■ **What you have to do**
Reproduce, exactly and in full, the records that follow, minus any pictures.

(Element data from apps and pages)
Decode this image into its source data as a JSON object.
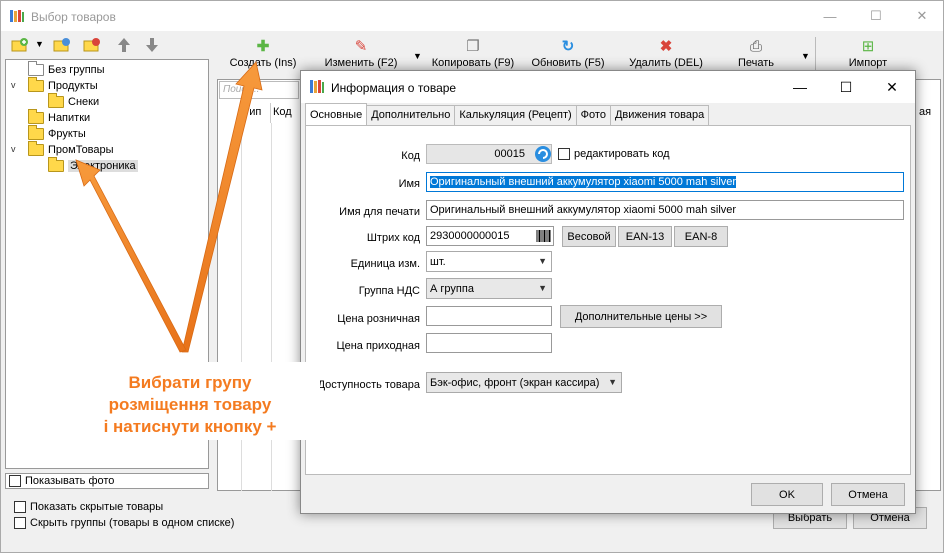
{
  "window": {
    "title": "Выбор товаров",
    "minimize": "—",
    "maximize": "☐",
    "close": "✕"
  },
  "tree": {
    "items": [
      {
        "label": "Без группы"
      },
      {
        "label": "Продукты"
      },
      {
        "label": "Снеки"
      },
      {
        "label": "Напитки"
      },
      {
        "label": "Фрукты"
      },
      {
        "label": "ПромТовары"
      },
      {
        "label": "Электроника"
      }
    ],
    "show_photo": "Показывать фото"
  },
  "toolbar": {
    "create": "Создать (Ins)",
    "edit": "Изменить (F2)",
    "copy": "Копировать (F9)",
    "refresh": "Обновить (F5)",
    "delete": "Удалить (DEL)",
    "print": "Печать",
    "import": "Импорт"
  },
  "grid": {
    "search_placeholder": "Поиск...",
    "col_tip": "Тип",
    "col_code": "Код",
    "col_partial": "ая"
  },
  "bottom": {
    "show_hidden": "Показать скрытые товары",
    "hide_groups": "Скрыть группы (товары в одном списке)",
    "select_btn": "Выбрать",
    "cancel_btn": "Отмена"
  },
  "dialog": {
    "title": "Информация о товаре",
    "tabs": [
      "Основные",
      "Дополнительно",
      "Калькуляция (Рецепт)",
      "Фото",
      "Движения товара"
    ],
    "code_label": "Код",
    "code_value": "00015",
    "edit_code": "редактировать код",
    "name_label": "Имя",
    "name_value": "Оригинальный внешний аккумулятор xiaomi 5000 mah silver",
    "print_name_label": "Имя для печати",
    "print_name_value": "Оригинальный внешний аккумулятор xiaomi 5000 mah silver",
    "barcode_label": "Штрих код",
    "barcode_value": "2930000000015",
    "weight_btn": "Весовой",
    "ean13_btn": "EAN-13",
    "ean8_btn": "EAN-8",
    "unit_label": "Единица изм.",
    "unit_value": "шт.",
    "vat_label": "Группа НДС",
    "vat_value": "А группа",
    "retail_label": "Цена розничная",
    "retail_value": "",
    "extra_prices_btn": "Дополнительные цены >>",
    "purchase_label": "Цена приходная",
    "purchase_value": "",
    "availability_label": "Доступность товара",
    "availability_value": "Бэк-офис, фронт (экран кассира)",
    "ok": "OK",
    "cancel": "Отмена"
  },
  "annotation": {
    "line1": "Вибрати групу",
    "line2": "розміщення товару",
    "line3": "і натиснути кнопку +"
  },
  "colors": {
    "annotation": "#f47b20",
    "selection": "#0078d7"
  }
}
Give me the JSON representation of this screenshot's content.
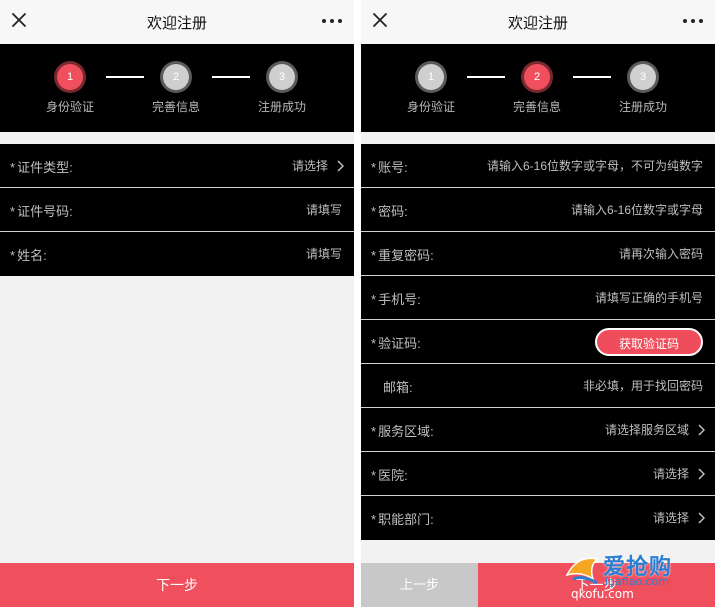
{
  "left": {
    "nav": {
      "title": "欢迎注册"
    },
    "steps": [
      {
        "number": "1",
        "label": "身份验证",
        "active": true
      },
      {
        "number": "2",
        "label": "完善信息",
        "active": false
      },
      {
        "number": "3",
        "label": "注册成功",
        "active": false
      }
    ],
    "form": [
      {
        "required": "*",
        "label": "证件类型:",
        "value": "请选择",
        "chevron": true
      },
      {
        "required": "*",
        "label": "证件号码:",
        "value": "请填写",
        "chevron": false
      },
      {
        "required": "*",
        "label": "姓名:",
        "value": "请填写",
        "chevron": false
      }
    ],
    "next_label": "下一步"
  },
  "right": {
    "nav": {
      "title": "欢迎注册"
    },
    "steps": [
      {
        "number": "1",
        "label": "身份验证",
        "active": false
      },
      {
        "number": "2",
        "label": "完善信息",
        "active": true
      },
      {
        "number": "3",
        "label": "注册成功",
        "active": false
      }
    ],
    "form": [
      {
        "required": "*",
        "label": "账号:",
        "value": "请输入6-16位数字或字母，不可为纯数字",
        "chevron": false
      },
      {
        "required": "*",
        "label": "密码:",
        "value": "请输入6-16位数字或字母",
        "chevron": false
      },
      {
        "required": "*",
        "label": "重复密码:",
        "value": "请再次输入密码",
        "chevron": false
      },
      {
        "required": "*",
        "label": "手机号:",
        "value": "请填写正确的手机号",
        "chevron": false
      },
      {
        "required": "*",
        "label": "验证码:",
        "value": "",
        "chevron": false,
        "button": "获取验证码"
      },
      {
        "required": "",
        "label": "邮箱:",
        "value": "非必填，用于找回密码",
        "chevron": false
      },
      {
        "required": "*",
        "label": "服务区域:",
        "value": "请选择服务区域",
        "chevron": true
      },
      {
        "required": "*",
        "label": "医院:",
        "value": "请选择",
        "chevron": true
      },
      {
        "required": "*",
        "label": "职能部门:",
        "value": "请选择",
        "chevron": true
      }
    ],
    "prev_label": "上一步",
    "next_label": "下一步"
  },
  "watermark": {
    "line1": "爱抢购",
    "line2": "igaflao.com",
    "line3": "qkofu.com"
  },
  "colors": {
    "accent": "#f0505d",
    "panel": "#000000",
    "background": "#f2f2f2",
    "prev_button": "#c8c8c8"
  },
  "icons": {
    "close": "close-icon",
    "more": "more-dots-icon",
    "chevron": "chevron-right-icon"
  }
}
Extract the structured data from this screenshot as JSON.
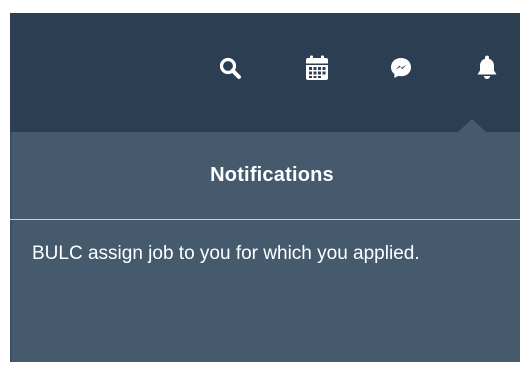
{
  "header": {
    "icons": {
      "search": "search-icon",
      "calendar": "calendar-icon",
      "chat": "chat-icon",
      "bell": "bell-icon"
    }
  },
  "notifications": {
    "title": "Notifications",
    "items": [
      {
        "text": "BULC assign job to you for which you applied."
      }
    ]
  },
  "colors": {
    "topbar_bg": "#2c3e52",
    "panel_bg": "#465a6e",
    "divider": "#c9d2dc",
    "text": "#ffffff"
  }
}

■ **Solution to the exercise**
Decode this image into its source data as a JSON object.
{
  "window": {
    "title": "Выбор товаров",
    "minimize": "—",
    "maximize": "☐",
    "close": "✕"
  },
  "tree": {
    "items": [
      {
        "label": "Без группы"
      },
      {
        "label": "Продукты"
      },
      {
        "label": "Снеки"
      },
      {
        "label": "Напитки"
      },
      {
        "label": "Фрукты"
      },
      {
        "label": "ПромТовары"
      },
      {
        "label": "Электроника"
      }
    ],
    "show_photo": "Показывать фото"
  },
  "toolbar": {
    "create": "Создать (Ins)",
    "edit": "Изменить (F2)",
    "copy": "Копировать (F9)",
    "refresh": "Обновить (F5)",
    "delete": "Удалить (DEL)",
    "print": "Печать",
    "import": "Импорт"
  },
  "grid": {
    "search_placeholder": "Поиск...",
    "col_tip": "Тип",
    "col_code": "Код",
    "col_partial": "ая"
  },
  "bottom": {
    "show_hidden": "Показать скрытые товары",
    "hide_groups": "Скрыть группы (товары в одном списке)",
    "select_btn": "Выбрать",
    "cancel_btn": "Отмена"
  },
  "dialog": {
    "title": "Информация о товаре",
    "tabs": [
      "Основные",
      "Дополнительно",
      "Калькуляция (Рецепт)",
      "Фото",
      "Движения товара"
    ],
    "code_label": "Код",
    "code_value": "00015",
    "edit_code": "редактировать код",
    "name_label": "Имя",
    "name_value": "Оригинальный внешний аккумулятор xiaomi 5000 mah silver",
    "print_name_label": "Имя для печати",
    "print_name_value": "Оригинальный внешний аккумулятор xiaomi 5000 mah silver",
    "barcode_label": "Штрих код",
    "barcode_value": "2930000000015",
    "weight_btn": "Весовой",
    "ean13_btn": "EAN-13",
    "ean8_btn": "EAN-8",
    "unit_label": "Единица изм.",
    "unit_value": "шт.",
    "vat_label": "Группа НДС",
    "vat_value": "А группа",
    "retail_label": "Цена розничная",
    "retail_value": "",
    "extra_prices_btn": "Дополнительные цены >>",
    "purchase_label": "Цена приходная",
    "purchase_value": "",
    "availability_label": "Доступность товара",
    "availability_value": "Бэк-офис, фронт (экран кассира)",
    "ok": "OK",
    "cancel": "Отмена"
  },
  "annotation": {
    "line1": "Вибрати групу",
    "line2": "розміщення товару",
    "line3": "і натиснути кнопку +"
  },
  "colors": {
    "annotation": "#f47b20",
    "selection": "#0078d7"
  }
}
Give me the JSON representation of this screenshot's content.
{
  "left": {
    "nav": {
      "title": "欢迎注册"
    },
    "steps": [
      {
        "number": "1",
        "label": "身份验证",
        "active": true
      },
      {
        "number": "2",
        "label": "完善信息",
        "active": false
      },
      {
        "number": "3",
        "label": "注册成功",
        "active": false
      }
    ],
    "form": [
      {
        "required": "*",
        "label": "证件类型:",
        "value": "请选择",
        "chevron": true
      },
      {
        "required": "*",
        "label": "证件号码:",
        "value": "请填写",
        "chevron": false
      },
      {
        "required": "*",
        "label": "姓名:",
        "value": "请填写",
        "chevron": false
      }
    ],
    "next_label": "下一步"
  },
  "right": {
    "nav": {
      "title": "欢迎注册"
    },
    "steps": [
      {
        "number": "1",
        "label": "身份验证",
        "active": false
      },
      {
        "number": "2",
        "label": "完善信息",
        "active": true
      },
      {
        "number": "3",
        "label": "注册成功",
        "active": false
      }
    ],
    "form": [
      {
        "required": "*",
        "label": "账号:",
        "value": "请输入6-16位数字或字母，不可为纯数字",
        "chevron": false
      },
      {
        "required": "*",
        "label": "密码:",
        "value": "请输入6-16位数字或字母",
        "chevron": false
      },
      {
        "required": "*",
        "label": "重复密码:",
        "value": "请再次输入密码",
        "chevron": false
      },
      {
        "required": "*",
        "label": "手机号:",
        "value": "请填写正确的手机号",
        "chevron": false
      },
      {
        "required": "*",
        "label": "验证码:",
        "value": "",
        "chevron": false,
        "button": "获取验证码"
      },
      {
        "required": "",
        "label": "邮箱:",
        "value": "非必填，用于找回密码",
        "chevron": false
      },
      {
        "required": "*",
        "label": "服务区域:",
        "value": "请选择服务区域",
        "chevron": true
      },
      {
        "required": "*",
        "label": "医院:",
        "value": "请选择",
        "chevron": true
      },
      {
        "required": "*",
        "label": "职能部门:",
        "value": "请选择",
        "chevron": true
      }
    ],
    "prev_label": "上一步",
    "next_label": "下一步"
  },
  "watermark": {
    "line1": "爱抢购",
    "line2": "igaflao.com",
    "line3": "qkofu.com"
  },
  "colors": {
    "accent": "#f0505d",
    "panel": "#000000",
    "background": "#f2f2f2",
    "prev_button": "#c8c8c8"
  },
  "icons": {
    "close": "close-icon",
    "more": "more-dots-icon",
    "chevron": "chevron-right-icon"
  }
}
Extract the structured data from this screenshot as JSON.
{
  "header": {
    "icons": {
      "search": "search-icon",
      "calendar": "calendar-icon",
      "chat": "chat-icon",
      "bell": "bell-icon"
    }
  },
  "notifications": {
    "title": "Notifications",
    "items": [
      {
        "text": "BULC assign job to you for which you applied."
      }
    ]
  },
  "colors": {
    "topbar_bg": "#2c3e52",
    "panel_bg": "#465a6e",
    "divider": "#c9d2dc",
    "text": "#ffffff"
  }
}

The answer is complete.